◆ **WHAT YOU ARE ASKED TO DO**
The lines you return must be all those in the data that hold the string "icon".

◆ **ENTRIES SUPPLIED**
================================

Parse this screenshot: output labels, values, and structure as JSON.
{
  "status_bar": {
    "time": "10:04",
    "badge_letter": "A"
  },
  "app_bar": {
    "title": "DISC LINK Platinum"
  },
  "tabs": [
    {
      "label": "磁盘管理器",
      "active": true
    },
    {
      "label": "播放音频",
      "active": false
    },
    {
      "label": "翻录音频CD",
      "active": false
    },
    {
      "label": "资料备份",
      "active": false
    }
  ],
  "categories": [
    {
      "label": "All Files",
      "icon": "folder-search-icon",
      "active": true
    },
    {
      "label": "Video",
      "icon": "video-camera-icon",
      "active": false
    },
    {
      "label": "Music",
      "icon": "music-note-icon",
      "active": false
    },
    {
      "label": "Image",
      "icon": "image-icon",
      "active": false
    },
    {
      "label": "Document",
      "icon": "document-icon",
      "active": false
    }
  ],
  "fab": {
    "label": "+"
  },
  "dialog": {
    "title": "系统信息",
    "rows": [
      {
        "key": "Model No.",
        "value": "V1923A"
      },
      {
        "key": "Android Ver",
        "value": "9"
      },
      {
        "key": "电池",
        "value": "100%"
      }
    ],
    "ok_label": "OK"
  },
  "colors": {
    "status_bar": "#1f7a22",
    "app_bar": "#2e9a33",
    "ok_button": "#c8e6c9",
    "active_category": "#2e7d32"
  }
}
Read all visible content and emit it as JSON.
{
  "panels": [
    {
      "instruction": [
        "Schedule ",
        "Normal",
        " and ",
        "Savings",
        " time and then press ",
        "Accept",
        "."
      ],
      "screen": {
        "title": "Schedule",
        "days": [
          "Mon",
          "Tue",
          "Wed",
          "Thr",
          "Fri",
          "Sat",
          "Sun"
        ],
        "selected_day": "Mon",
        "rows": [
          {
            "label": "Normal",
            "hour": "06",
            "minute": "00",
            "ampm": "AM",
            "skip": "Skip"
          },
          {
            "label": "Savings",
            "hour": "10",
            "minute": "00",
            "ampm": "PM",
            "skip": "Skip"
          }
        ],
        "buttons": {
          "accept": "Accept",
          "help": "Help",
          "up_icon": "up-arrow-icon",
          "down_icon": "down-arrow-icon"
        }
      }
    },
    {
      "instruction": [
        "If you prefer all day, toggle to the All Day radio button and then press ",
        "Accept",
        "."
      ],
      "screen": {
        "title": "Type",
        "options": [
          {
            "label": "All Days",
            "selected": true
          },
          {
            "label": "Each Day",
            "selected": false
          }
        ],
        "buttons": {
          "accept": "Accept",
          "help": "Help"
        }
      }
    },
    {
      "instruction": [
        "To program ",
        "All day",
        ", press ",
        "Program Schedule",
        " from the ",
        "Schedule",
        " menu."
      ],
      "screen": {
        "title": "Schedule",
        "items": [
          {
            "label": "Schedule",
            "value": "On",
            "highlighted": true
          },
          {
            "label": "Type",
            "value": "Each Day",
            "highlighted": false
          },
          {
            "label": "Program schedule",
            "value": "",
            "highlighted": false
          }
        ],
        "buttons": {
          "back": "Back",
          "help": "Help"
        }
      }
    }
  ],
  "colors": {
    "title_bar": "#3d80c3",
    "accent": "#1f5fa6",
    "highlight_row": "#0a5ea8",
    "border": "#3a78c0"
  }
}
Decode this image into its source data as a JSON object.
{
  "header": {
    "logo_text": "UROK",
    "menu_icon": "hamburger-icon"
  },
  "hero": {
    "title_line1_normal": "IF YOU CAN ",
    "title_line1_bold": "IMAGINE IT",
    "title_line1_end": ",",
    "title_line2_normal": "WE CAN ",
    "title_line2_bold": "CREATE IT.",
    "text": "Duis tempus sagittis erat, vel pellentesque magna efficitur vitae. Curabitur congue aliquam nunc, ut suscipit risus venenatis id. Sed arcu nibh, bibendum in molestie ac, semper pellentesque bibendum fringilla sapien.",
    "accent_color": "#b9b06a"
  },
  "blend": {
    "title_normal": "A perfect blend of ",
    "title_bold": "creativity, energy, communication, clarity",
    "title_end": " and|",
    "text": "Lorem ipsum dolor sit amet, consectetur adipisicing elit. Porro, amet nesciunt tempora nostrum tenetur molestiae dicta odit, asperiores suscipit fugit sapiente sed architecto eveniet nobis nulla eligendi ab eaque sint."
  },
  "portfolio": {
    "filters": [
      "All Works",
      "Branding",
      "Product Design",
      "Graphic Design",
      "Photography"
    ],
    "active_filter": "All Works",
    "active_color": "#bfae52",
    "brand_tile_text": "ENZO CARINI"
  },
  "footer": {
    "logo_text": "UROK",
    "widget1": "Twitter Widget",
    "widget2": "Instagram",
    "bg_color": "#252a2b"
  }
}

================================

◆ **EXPECTED OUTPUT**
      "icon": "folder-search-icon",
      "icon": "video-camera-icon",
      "icon": "music-note-icon",
      "icon": "image-icon",
      "icon": "document-icon",
          "up_icon": "up-arrow-icon",
          "down_icon": "down-arrow-icon"
    "menu_icon": "hamburger-icon"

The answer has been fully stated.